RESULTS

20 microRNAs were differentially expressed between ischemic and contralateral kidneys, and 52 microRNAs were differentially expressed between end point and baseline serum. Five microRNAs were mutually differentially expressed between ischemic and contralateral kidneys and baseline and end point serum, with 4 (mir-21, mir-146, mir-199, and mir-235) having increased expression in both the ischemic kidney and end point serum and 1 (mir-382) having increased expression in the ischemic kidney and decreased expression in end point serum. Predicted target search for these microRNA revealed multiple genes previously shown to be involved in the pathogenesis of feline CKD, including hypoxia-inducible factor-1α, transforming growth factor-β, hepatocyte growth factor, fibronectin, and vascular endothelial growth factor A.

CLINICAL RELEVANCE

MicroRNAs were differentially expressed after CKD induction in this preliminary study.
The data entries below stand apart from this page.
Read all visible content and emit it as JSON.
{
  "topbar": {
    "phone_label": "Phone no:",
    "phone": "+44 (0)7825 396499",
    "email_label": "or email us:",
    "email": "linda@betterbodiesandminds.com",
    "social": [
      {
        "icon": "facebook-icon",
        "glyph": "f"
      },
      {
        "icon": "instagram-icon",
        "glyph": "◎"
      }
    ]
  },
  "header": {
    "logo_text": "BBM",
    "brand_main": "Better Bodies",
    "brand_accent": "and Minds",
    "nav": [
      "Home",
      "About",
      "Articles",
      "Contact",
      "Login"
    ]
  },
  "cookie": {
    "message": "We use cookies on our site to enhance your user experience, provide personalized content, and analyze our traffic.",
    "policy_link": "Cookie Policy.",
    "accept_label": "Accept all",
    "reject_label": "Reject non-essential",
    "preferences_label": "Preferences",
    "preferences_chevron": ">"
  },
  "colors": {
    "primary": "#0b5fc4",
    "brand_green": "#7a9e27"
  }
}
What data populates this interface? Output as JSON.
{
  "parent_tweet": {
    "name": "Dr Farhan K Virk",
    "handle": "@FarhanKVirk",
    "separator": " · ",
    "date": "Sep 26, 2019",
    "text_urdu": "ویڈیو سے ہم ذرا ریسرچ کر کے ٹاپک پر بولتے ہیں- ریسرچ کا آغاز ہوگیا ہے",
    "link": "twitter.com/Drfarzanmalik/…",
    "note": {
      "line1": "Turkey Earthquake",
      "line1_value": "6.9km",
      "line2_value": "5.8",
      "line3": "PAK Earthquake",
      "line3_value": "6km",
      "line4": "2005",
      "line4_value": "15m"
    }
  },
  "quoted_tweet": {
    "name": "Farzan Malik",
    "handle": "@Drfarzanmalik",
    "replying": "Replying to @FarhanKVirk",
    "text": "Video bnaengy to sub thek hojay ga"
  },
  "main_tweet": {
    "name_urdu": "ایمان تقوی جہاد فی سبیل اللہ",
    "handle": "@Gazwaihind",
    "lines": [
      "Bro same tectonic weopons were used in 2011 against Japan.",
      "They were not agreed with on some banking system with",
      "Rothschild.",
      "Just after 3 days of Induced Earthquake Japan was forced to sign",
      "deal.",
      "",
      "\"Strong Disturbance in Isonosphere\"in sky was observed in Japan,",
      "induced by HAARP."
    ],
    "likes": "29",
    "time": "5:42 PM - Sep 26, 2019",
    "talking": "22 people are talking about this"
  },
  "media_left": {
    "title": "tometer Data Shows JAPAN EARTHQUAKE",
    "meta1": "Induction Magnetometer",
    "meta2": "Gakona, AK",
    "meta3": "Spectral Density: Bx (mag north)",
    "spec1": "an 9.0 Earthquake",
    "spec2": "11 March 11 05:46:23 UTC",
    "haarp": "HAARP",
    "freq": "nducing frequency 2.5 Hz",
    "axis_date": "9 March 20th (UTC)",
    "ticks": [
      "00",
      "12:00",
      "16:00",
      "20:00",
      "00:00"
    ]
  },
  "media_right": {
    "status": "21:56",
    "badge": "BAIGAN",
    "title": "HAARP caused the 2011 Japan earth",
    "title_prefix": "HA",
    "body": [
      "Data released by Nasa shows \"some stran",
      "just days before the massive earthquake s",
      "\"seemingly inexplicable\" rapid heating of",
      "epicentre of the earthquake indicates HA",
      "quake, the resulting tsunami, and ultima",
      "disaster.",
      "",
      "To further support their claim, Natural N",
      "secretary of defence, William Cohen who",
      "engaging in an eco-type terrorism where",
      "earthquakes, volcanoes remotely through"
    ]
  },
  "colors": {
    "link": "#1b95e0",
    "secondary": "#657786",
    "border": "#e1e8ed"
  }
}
Regulation of renal fibrosis in feline CKD may occur through microRNA regulation of mRNAs of pro- and anti-fibrotic genes.

Supplementary Materials

    • Supplementary Table S1 (PDF 73 KB)

Contributor Notes

Corresponding author: Dr. Grimes (jgrimes@uga.edu)